I have yet to get it to work to navigate to a contact I have in my phone, which is a shame and would make this even more powerful, but I am sure such will come in time.
The information displayed on the screen of the G Watch is not as complete as the phone itself but it has what you need to get you from A to B.
I had heard that the watch was supposed to vibrate just before you arrived at a junction as a reminder to check which way to go. Mine does not, unless I am missing something, this would be handy. It would also be handy here if the voice navigation could be read out through the watch as an option, rather than the phone. A point to note is that you do not have to have the navigation app open on the phone to navigate on the watch.
Other nice additions include a world clock and compass for those who need such.
Any screen in bright sunlight struggles and the G Watch is no exception, however there are various brightness settings which you can control manually to get it to a point that suits you. I have been using it on setting 2 of 5 and found this to be perfectly good enough most of the time.
As the G Watch is always on, you are at night left with a glow coming from the watch face. Although this dulls slightly with the power down of the screen there is always a small amount of light. I have had to turn it over to hide this light.
You can turn the watch off completely if you like, although turning it on again is a fiddle. A night mode would be good, where the watch is on but the screen is off.
A daily charge will be necessary and the portable magnetic charging dock is easy to use and the watch generally charges from flat to full in about 1 hour which is pretty good. Then again it is only a 400mAh battery.
From full charge to complete discharge I managed 39 hours. Approx 8 were through the night where the watch was still connected to the phone, but not in use. This means that even the hardest of users should get a full day out of it. Anyone would struggle for 2 unless you turned it off completely.
The charging dock is nice itself with magnets that hold the dock and watch together and even a sticky pad on the charger for secure mounting.
If many of the people around you are not fans of technology, they will probably roll their eyes at these wearables. My Mum is a bit of a technophobe, but she tries but was quite simply amazed at what it could do, although she did ask why?
And why will be the response you will get from most people.
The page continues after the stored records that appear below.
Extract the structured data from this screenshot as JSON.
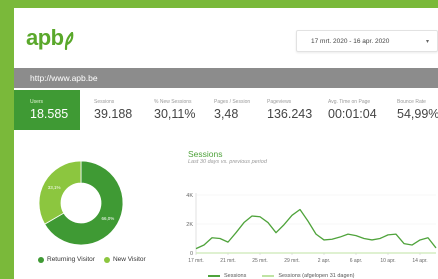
{
  "header": {
    "logo_text": "apb",
    "date_range": "17 mrt. 2020 - 16 apr. 2020",
    "date_caret": "▾"
  },
  "urlbar": {
    "url": "http://www.apb.be"
  },
  "metrics": [
    {
      "label": "Users",
      "value": "18.585"
    },
    {
      "label": "Sessions",
      "value": "39.188"
    },
    {
      "label": "% New Sessions",
      "value": "30,11%"
    },
    {
      "label": "Pages / Session",
      "value": "3,48"
    },
    {
      "label": "Pageviews",
      "value": "136.243"
    },
    {
      "label": "Avg. Time on Page",
      "value": "00:01:04"
    },
    {
      "label": "Bounce Rate",
      "value": "54,99%"
    }
  ],
  "pie": {
    "slices": [
      {
        "label": "Returning Visitor",
        "pct_label": "66,0%",
        "value": 66.0,
        "color": "#3f9a34"
      },
      {
        "label": "New Visitor",
        "pct_label": "33,1%",
        "value": 33.1,
        "color": "#8cc63f"
      }
    ]
  },
  "sessions_panel": {
    "title": "Sessions",
    "subtitle": "Last 30 days vs. previous period"
  },
  "chart_data": {
    "type": "line",
    "title": "Sessions",
    "subtitle": "Last 30 days vs. previous period",
    "ylim": [
      0,
      4000
    ],
    "yticks": [
      "0",
      "2K",
      "4K"
    ],
    "xticks": [
      "17 mrt.",
      "21 mrt.",
      "25 mrt.",
      "29 mrt.",
      "2 apr.",
      "6 apr.",
      "10 apr.",
      "14 apr."
    ],
    "series": [
      {
        "name": "Sessions",
        "color": "#4fa33b",
        "values": [
          300,
          550,
          1050,
          1000,
          750,
          1400,
          2100,
          2550,
          2500,
          2100,
          1400,
          1950,
          2600,
          3000,
          2200,
          1300,
          900,
          950,
          1100,
          1300,
          1200,
          1000,
          900,
          1000,
          1250,
          1300,
          650,
          550,
          900,
          1050,
          350
        ]
      },
      {
        "name": "Sessions (afgelopen 31 dagen)",
        "color": "#bfe3a3",
        "values": [
          0,
          0,
          0,
          0,
          0,
          0,
          0,
          0,
          0,
          0,
          0,
          0,
          0,
          0,
          0,
          0,
          0,
          0,
          0,
          0,
          0,
          0,
          0,
          0,
          0,
          0,
          0,
          0,
          0,
          0,
          0
        ]
      }
    ]
  }
}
If you are confident in public and social situations you are onto a winner. However, if you are on the bus and talk to your watch to remind you to buy eggs, milk and bacon, you will probably get that look of ‘really..?’ or ‘freak’. This is the price you pay for being an innovator (they are jealous).
It has been some time since I have been so warmed by a technology. Whilst I always like to get hands on with tech, that raw excitement is not what it was, because lots of smartphones in particular are so very similar and lack the real wow factor. (Maybe I just feel like this because I am l lucky enough to handle so many products).
Android Wear is for me like what owning one of the earliest smartphones must have been like.
You can see the platform developing and there is something to look forward to. Each week there will be something new, whereas with smartphones not a lot changes.
If you are undecided on whether you should buy an Android Wear product, if you can afford to spend the money then I say do it; it’s innovative and a developing market that will give you lots of advantages for the relatively small financial investment.
However if raising the funds is a bit more of a challenge, continue to do so but perhaps hold off for a few months and watch at how the platform develops and take advantage of the feedback gained from a pool of users of the G Watch, Samsung Gear Live and soon the Motorola Moto 360.
I will be sure to bring you more thoughts and opinions over the coming weeks as I learn more about the G Watch and how it can work for me.
If you already use Android Wear, please share with me your thoughts and opinions.
Image Source: Arstechnica – Android Wear Images